Action item: Report each line of the records below that holds the word "true".

Items from an interface collection
------------------------
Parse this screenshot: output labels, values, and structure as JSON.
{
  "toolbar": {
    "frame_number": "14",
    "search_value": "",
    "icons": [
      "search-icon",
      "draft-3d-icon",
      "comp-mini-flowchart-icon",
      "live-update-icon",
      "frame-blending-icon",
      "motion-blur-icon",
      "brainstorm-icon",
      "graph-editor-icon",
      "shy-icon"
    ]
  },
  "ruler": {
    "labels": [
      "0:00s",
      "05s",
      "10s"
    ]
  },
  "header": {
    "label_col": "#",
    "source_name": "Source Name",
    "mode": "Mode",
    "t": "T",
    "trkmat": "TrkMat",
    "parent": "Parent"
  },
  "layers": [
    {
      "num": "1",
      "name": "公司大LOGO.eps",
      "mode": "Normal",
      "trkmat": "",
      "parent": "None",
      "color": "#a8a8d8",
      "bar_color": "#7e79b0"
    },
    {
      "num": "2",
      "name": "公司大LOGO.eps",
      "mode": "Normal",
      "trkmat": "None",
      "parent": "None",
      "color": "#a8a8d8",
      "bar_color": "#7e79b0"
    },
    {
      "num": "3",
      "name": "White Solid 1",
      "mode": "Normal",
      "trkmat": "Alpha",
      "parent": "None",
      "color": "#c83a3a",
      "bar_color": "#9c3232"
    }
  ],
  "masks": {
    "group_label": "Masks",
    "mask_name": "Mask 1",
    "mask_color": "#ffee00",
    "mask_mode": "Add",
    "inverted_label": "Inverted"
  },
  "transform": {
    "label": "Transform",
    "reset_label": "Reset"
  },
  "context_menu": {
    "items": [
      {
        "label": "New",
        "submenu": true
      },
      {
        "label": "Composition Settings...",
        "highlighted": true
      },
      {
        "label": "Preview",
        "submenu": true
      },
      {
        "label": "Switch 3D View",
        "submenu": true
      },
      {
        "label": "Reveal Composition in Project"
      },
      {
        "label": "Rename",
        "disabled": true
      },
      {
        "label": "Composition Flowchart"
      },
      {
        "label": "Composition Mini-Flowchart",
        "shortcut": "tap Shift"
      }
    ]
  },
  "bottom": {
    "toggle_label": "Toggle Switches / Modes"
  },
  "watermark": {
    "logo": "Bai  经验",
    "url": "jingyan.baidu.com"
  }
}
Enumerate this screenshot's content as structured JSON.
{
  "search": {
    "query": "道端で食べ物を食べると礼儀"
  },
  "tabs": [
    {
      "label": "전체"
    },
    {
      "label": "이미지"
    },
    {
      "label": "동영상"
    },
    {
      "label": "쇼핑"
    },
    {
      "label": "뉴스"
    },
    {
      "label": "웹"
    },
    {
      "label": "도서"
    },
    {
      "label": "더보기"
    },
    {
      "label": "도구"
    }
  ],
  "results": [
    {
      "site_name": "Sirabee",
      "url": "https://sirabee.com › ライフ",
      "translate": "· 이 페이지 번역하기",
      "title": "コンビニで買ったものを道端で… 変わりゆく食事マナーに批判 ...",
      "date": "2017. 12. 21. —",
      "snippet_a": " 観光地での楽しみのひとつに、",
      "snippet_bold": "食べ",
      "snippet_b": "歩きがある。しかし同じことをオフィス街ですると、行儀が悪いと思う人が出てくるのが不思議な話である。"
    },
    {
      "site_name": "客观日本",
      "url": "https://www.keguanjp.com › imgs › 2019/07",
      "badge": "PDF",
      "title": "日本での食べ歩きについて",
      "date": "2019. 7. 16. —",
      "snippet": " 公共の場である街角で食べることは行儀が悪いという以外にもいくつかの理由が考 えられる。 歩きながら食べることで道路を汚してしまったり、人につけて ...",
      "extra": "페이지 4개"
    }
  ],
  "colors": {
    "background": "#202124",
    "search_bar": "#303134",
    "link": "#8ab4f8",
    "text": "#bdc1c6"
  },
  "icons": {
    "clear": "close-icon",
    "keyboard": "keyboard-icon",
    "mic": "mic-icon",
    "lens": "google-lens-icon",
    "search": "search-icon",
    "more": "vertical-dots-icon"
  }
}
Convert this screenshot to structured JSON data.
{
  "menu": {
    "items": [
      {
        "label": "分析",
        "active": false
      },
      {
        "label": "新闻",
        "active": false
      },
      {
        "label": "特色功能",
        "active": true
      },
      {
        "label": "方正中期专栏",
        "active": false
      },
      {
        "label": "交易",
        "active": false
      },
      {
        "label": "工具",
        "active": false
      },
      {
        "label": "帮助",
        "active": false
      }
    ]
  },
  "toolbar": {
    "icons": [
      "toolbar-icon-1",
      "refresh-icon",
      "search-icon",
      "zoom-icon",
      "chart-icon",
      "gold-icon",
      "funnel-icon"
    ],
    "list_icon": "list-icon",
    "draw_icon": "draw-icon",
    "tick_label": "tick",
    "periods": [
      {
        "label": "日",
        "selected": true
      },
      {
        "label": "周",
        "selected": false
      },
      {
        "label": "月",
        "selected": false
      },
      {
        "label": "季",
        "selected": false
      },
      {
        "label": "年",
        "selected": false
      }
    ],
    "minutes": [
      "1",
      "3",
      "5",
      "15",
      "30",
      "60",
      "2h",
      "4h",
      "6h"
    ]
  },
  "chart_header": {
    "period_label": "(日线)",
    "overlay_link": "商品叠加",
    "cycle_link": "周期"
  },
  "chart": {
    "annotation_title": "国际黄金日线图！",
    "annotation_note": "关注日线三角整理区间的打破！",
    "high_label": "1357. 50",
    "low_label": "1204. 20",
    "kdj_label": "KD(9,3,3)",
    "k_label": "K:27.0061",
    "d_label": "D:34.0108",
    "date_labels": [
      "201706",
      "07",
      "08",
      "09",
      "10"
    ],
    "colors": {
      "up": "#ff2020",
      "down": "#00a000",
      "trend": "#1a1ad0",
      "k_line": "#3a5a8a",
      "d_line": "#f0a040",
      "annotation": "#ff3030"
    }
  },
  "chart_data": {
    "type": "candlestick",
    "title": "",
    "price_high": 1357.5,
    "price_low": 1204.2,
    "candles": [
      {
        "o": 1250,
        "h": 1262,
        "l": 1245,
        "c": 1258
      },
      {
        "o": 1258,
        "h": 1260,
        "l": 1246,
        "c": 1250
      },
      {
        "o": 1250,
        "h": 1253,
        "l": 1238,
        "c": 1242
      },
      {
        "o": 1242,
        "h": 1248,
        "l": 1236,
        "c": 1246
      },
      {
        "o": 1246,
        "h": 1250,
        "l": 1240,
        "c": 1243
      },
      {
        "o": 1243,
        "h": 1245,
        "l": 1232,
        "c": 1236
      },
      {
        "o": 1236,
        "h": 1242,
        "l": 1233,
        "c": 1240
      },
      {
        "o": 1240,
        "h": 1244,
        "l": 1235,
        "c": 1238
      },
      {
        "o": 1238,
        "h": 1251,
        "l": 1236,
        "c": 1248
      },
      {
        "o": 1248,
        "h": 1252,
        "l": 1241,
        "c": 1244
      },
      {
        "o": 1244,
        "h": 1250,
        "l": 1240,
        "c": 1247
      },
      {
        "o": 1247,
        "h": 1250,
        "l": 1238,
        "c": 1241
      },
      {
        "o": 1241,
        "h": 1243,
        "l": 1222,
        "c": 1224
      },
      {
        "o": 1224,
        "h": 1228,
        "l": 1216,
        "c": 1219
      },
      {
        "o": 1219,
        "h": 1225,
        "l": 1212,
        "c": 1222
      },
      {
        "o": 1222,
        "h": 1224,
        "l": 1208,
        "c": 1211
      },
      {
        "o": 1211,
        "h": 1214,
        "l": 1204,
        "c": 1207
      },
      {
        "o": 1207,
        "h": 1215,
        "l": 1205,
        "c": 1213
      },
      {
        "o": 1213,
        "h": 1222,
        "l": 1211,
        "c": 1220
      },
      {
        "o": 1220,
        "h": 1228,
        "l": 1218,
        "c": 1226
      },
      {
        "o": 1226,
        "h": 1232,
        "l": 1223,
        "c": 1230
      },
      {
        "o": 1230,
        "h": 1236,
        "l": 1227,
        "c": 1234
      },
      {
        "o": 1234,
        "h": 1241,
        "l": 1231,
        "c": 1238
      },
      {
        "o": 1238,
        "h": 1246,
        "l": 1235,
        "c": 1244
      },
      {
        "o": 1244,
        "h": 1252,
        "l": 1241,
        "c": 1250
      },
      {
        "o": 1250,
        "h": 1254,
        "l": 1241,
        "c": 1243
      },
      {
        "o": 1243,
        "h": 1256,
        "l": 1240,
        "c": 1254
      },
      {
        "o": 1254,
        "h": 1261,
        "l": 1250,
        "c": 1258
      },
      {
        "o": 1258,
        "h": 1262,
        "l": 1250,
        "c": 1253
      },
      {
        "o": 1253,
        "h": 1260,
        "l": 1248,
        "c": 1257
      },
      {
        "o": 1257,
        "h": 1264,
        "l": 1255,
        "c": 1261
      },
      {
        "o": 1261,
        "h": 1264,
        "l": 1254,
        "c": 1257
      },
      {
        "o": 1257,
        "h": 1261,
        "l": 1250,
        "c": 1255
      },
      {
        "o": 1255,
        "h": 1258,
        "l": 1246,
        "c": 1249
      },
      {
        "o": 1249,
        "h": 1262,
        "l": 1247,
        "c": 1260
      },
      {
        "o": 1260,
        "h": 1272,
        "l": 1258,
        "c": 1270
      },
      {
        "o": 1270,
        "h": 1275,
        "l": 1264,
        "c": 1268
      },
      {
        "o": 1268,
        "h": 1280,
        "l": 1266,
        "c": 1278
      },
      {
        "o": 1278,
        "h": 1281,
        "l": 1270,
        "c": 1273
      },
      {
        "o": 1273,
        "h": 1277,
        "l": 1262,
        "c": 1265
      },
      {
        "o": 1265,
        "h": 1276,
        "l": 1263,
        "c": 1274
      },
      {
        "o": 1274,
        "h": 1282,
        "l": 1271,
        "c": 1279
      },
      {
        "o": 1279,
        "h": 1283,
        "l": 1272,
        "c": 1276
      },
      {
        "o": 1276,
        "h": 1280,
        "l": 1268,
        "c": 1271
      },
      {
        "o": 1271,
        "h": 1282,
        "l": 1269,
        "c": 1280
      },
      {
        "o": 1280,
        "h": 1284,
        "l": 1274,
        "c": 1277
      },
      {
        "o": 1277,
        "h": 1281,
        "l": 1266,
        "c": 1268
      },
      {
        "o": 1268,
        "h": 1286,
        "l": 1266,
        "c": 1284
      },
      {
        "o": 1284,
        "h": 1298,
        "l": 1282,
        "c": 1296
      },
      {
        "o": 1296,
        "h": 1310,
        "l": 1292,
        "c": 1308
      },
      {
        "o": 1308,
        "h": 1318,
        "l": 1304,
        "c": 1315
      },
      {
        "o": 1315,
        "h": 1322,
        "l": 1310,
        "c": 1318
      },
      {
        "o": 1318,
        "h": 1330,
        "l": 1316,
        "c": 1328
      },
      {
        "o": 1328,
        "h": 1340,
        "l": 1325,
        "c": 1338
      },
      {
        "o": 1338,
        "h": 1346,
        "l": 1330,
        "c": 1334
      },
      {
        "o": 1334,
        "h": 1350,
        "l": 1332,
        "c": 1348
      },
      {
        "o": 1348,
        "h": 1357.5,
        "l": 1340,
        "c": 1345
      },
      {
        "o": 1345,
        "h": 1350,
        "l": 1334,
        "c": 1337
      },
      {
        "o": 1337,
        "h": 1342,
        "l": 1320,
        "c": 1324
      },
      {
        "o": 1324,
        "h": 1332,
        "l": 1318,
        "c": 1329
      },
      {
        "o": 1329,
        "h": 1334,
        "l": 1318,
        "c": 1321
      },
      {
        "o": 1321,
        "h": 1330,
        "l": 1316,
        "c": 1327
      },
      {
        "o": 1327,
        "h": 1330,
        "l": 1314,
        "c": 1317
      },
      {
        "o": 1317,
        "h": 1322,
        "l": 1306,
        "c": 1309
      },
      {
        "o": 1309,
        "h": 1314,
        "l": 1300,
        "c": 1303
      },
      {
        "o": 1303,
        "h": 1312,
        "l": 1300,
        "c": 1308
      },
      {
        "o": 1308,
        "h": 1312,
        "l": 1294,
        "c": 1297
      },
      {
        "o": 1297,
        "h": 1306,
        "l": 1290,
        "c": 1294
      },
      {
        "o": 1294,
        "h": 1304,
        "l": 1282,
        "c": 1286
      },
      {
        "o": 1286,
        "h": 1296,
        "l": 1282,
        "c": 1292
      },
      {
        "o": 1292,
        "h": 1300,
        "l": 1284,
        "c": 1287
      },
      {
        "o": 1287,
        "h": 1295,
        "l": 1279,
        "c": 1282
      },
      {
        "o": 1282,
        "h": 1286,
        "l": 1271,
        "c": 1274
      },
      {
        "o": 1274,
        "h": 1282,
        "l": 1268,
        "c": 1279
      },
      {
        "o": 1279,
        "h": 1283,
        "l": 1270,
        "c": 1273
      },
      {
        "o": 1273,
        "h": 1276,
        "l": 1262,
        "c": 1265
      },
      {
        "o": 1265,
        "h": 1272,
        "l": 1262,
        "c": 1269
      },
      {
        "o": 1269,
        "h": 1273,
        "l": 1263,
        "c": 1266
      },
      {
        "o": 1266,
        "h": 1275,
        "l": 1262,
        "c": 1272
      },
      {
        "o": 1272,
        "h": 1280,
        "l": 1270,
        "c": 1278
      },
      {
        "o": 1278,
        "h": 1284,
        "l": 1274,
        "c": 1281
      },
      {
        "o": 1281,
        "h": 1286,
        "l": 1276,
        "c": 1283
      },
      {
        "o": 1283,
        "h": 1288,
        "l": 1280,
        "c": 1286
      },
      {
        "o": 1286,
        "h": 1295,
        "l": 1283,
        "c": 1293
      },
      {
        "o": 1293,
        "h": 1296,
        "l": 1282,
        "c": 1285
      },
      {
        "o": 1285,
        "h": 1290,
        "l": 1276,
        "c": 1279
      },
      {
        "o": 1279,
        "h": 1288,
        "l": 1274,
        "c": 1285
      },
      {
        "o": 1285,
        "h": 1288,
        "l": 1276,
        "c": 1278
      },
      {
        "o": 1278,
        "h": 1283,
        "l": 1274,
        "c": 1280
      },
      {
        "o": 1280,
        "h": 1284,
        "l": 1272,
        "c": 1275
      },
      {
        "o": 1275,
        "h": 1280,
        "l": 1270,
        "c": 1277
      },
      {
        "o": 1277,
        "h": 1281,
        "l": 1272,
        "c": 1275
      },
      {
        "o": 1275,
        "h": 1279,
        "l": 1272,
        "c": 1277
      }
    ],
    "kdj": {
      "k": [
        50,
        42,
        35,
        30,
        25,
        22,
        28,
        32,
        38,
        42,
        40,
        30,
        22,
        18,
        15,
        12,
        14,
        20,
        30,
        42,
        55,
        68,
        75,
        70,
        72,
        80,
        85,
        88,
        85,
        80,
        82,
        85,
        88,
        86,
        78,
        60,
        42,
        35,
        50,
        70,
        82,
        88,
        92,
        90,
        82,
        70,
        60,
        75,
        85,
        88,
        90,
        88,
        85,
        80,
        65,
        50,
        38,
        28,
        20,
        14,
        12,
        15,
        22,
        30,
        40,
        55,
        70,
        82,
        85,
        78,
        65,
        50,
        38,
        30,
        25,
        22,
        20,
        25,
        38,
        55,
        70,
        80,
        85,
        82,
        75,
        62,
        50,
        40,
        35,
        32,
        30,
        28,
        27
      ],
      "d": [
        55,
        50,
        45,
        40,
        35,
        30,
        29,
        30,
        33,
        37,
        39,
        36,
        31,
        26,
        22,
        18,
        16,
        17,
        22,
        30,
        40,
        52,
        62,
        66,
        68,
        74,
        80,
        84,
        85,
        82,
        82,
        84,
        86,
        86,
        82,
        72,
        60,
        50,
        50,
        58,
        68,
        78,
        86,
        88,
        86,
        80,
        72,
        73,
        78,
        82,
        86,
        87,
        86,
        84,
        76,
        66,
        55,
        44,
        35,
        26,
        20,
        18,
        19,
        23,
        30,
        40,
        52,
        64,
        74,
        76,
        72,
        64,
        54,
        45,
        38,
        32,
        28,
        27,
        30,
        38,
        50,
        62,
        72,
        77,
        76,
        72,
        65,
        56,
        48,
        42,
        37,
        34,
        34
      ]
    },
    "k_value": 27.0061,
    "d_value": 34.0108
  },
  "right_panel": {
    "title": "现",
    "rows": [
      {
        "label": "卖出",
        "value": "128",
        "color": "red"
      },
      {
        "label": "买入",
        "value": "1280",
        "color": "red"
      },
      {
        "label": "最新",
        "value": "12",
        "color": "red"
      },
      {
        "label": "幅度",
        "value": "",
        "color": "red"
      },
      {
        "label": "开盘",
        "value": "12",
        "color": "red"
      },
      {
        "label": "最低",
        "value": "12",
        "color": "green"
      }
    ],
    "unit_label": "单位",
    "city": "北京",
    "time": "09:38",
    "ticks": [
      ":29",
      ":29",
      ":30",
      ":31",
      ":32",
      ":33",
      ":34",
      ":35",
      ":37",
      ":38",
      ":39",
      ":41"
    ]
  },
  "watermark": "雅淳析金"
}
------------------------
Output for this task:
        "submenu": true
        "highlighted": true
        "submenu": true
        "submenu": true
        "disabled": true
        "active": true
        "selected": true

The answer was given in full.